Your task
Every record shown below is to be output exactly.

=== Section Start ===

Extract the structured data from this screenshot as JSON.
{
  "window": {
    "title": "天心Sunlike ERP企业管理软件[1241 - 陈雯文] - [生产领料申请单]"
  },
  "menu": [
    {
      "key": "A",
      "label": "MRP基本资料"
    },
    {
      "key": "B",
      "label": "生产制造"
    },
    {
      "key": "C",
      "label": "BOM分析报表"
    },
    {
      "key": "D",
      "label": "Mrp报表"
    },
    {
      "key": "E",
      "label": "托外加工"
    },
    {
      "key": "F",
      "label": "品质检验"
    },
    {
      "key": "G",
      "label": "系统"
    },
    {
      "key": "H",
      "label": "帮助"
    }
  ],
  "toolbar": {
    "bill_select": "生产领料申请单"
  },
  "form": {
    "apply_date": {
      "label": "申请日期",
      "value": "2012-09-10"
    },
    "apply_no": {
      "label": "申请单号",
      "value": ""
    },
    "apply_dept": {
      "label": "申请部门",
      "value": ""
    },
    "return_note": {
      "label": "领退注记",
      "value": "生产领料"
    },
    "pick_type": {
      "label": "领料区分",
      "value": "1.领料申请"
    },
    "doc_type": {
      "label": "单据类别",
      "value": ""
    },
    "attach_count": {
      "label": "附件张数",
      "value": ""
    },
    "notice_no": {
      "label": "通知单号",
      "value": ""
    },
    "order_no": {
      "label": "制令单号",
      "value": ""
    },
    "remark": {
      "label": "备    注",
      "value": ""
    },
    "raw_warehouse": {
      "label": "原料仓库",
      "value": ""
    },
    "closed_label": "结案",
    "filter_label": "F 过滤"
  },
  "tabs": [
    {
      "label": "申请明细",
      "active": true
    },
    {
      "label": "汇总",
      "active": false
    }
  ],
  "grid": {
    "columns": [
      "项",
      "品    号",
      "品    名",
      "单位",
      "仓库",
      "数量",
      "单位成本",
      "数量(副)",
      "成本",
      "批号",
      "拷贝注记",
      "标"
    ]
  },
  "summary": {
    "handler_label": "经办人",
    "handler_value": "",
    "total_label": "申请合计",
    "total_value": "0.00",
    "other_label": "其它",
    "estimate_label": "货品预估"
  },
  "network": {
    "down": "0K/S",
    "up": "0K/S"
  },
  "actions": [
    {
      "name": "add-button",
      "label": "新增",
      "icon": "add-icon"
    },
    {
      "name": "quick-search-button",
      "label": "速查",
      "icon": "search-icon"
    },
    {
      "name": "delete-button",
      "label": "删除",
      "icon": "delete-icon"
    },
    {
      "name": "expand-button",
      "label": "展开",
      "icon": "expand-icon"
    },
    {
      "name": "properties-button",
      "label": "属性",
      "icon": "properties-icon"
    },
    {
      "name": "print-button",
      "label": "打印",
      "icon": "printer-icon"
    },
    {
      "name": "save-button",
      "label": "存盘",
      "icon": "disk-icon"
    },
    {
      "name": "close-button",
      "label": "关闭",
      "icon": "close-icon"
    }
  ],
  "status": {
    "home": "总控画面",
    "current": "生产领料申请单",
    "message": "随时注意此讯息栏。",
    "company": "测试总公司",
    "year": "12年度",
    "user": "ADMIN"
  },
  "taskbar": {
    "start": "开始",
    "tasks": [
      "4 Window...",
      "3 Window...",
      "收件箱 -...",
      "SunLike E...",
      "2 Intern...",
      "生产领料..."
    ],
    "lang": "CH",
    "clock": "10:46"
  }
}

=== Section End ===

Task solution
Extract the structured data from this screenshot as JSON.
{
  "window": {
    "title": "天心Sunlike ERP企业管理软件[1241 - 陈雯文] - [生产领料申请单]"
  },
  "menu": [
    {
      "key": "A",
      "label": "MRP基本资料"
    },
    {
      "key": "B",
      "label": "生产制造"
    },
    {
      "key": "C",
      "label": "BOM分析报表"
    },
    {
      "key": "D",
      "label": "Mrp报表"
    },
    {
      "key": "E",
      "label": "托外加工"
    },
    {
      "key": "F",
      "label": "品质检验"
    },
    {
      "key": "G",
      "label": "系统"
    },
    {
      "key": "H",
      "label": "帮助"
    }
  ],
  "toolbar": {
    "bill_select": "生产领料申请单"
  },
  "form": {
    "apply_date": {
      "label": "申请日期",
      "value": "2012-09-10"
    },
    "apply_no": {
      "label": "申请单号",
      "value": ""
    },
    "apply_dept": {
      "label": "申请部门",
      "value": ""
    },
    "return_note": {
      "label": "领退注记",
      "value": "生产领料"
    },
    "pick_type": {
      "label": "领料区分",
      "value": "1.领料申请"
    },
    "doc_type": {
      "label": "单据类别",
      "value": ""
    },
    "attach_count": {
      "label": "附件张数",
      "value": ""
    },
    "notice_no": {
      "label": "通知单号",
      "value": ""
    },
    "order_no": {
      "label": "制令单号",
      "value": ""
    },
    "remark": {
      "label": "备    注",
      "value": ""
    },
    "raw_warehouse": {
      "label": "原料仓库",
      "value": ""
    },
    "closed_label": "结案",
    "filter_label": "F 过滤"
  },
  "tabs": [
    {
      "label": "申请明细",
      "active": true
    },
    {
      "label": "汇总",
      "active": false
    }
  ],
  "grid": {
    "columns": [
      "项",
      "品    号",
      "品    名",
      "单位",
      "仓库",
      "数量",
      "单位成本",
      "数量(副)",
      "成本",
      "批号",
      "拷贝注记",
      "标"
    ]
  },
  "summary": {
    "handler_label": "经办人",
    "handler_value": "",
    "total_label": "申请合计",
    "total_value": "0.00",
    "other_label": "其它",
    "estimate_label": "货品预估"
  },
  "network": {
    "down": "0K/S",
    "up": "0K/S"
  },
  "actions": [
    {
      "name": "add-button",
      "label": "新增",
      "icon": "add-icon"
    },
    {
      "name": "quick-search-button",
      "label": "速查",
      "icon": "search-icon"
    },
    {
      "name": "delete-button",
      "label": "删除",
      "icon": "delete-icon"
    },
    {
      "name": "expand-button",
      "label": "展开",
      "icon": "expand-icon"
    },
    {
      "name": "properties-button",
      "label": "属性",
      "icon": "properties-icon"
    },
    {
      "name": "print-button",
      "label": "打印",
      "icon": "printer-icon"
    },
    {
      "name": "save-button",
      "label": "存盘",
      "icon": "disk-icon"
    },
    {
      "name": "close-button",
      "label": "关闭",
      "icon": "close-icon"
    }
  ],
  "status": {
    "home": "总控画面",
    "current": "生产领料申请单",
    "message": "随时注意此讯息栏。",
    "company": "测试总公司",
    "year": "12年度",
    "user": "ADMIN"
  },
  "taskbar": {
    "start": "开始",
    "tasks": [
      "4 Window...",
      "3 Window...",
      "收件箱 -...",
      "SunLike E...",
      "2 Intern...",
      "生产领料..."
    ],
    "lang": "CH",
    "clock": "10:46"
  }
}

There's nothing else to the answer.